Data:
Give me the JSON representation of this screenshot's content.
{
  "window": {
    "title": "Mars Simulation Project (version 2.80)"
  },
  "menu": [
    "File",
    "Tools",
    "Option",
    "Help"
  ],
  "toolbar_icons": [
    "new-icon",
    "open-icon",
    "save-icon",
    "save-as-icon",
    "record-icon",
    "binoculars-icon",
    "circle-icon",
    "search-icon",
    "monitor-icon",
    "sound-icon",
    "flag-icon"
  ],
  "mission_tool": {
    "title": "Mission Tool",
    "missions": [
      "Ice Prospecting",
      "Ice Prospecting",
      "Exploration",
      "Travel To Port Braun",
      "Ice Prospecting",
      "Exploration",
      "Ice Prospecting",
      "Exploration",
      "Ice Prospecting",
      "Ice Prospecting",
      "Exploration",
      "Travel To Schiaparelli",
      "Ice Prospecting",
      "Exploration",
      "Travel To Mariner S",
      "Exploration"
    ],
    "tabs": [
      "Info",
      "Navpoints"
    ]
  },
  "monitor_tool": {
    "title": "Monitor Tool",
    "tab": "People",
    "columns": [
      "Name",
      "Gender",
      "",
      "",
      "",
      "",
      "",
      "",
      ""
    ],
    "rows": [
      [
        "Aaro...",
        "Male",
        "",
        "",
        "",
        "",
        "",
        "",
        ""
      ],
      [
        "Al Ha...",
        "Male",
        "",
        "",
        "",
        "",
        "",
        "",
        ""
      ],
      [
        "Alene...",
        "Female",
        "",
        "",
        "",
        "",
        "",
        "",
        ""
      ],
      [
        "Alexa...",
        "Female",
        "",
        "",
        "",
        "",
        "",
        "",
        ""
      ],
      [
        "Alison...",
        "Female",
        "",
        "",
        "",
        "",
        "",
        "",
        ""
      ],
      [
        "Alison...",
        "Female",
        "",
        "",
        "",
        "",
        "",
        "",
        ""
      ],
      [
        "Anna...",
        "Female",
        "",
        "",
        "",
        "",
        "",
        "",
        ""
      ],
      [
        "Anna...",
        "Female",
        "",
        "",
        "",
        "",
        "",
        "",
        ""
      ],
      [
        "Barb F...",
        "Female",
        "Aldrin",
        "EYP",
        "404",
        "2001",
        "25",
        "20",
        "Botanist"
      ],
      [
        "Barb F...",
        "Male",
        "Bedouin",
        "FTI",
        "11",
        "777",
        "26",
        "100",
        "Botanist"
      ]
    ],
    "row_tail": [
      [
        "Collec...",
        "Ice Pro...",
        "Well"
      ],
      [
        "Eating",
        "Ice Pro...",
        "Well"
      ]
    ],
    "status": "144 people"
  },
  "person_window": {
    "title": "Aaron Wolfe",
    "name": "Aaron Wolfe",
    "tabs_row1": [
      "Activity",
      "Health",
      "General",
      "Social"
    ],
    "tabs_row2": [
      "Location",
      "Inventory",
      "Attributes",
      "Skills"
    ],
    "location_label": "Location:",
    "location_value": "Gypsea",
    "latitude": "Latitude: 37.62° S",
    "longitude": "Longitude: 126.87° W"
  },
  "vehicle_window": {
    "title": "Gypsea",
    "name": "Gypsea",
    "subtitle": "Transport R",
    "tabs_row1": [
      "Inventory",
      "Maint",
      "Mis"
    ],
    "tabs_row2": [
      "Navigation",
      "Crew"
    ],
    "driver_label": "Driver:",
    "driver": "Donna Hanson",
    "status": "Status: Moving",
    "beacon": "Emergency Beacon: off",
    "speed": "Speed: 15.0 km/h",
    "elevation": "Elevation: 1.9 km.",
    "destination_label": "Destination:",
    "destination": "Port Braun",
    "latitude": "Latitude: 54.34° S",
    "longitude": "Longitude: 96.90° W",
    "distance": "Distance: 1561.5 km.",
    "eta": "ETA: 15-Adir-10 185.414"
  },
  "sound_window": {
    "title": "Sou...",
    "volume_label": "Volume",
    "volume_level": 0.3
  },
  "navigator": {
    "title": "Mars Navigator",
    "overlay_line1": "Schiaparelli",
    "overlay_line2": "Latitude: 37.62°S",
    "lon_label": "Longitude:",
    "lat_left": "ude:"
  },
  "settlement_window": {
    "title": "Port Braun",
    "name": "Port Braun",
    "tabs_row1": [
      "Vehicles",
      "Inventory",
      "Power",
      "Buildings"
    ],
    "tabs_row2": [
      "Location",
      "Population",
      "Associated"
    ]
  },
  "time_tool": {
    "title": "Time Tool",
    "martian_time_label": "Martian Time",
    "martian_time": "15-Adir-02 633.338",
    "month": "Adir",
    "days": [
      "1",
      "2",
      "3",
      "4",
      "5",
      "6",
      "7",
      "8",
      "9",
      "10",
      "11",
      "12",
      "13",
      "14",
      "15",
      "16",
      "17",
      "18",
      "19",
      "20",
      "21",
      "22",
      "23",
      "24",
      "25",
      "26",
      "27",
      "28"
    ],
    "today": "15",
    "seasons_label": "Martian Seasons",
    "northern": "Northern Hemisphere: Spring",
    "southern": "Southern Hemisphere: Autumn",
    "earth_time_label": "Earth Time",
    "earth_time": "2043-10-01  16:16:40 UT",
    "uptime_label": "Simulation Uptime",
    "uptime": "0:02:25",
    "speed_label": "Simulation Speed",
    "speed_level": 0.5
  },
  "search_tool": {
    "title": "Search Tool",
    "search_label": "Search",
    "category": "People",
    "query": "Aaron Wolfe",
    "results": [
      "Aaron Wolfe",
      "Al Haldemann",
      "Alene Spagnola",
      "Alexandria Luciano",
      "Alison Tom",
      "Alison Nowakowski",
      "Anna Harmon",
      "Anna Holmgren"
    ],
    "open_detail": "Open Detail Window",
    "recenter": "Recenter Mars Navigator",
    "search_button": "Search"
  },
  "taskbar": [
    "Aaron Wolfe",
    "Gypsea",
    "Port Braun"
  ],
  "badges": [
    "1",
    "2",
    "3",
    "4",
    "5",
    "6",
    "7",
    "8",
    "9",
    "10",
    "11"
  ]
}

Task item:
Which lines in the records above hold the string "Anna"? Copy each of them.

Response:
        "Anna...",
        "Anna...",
      "Anna Harmon",
      "Anna Holmgren"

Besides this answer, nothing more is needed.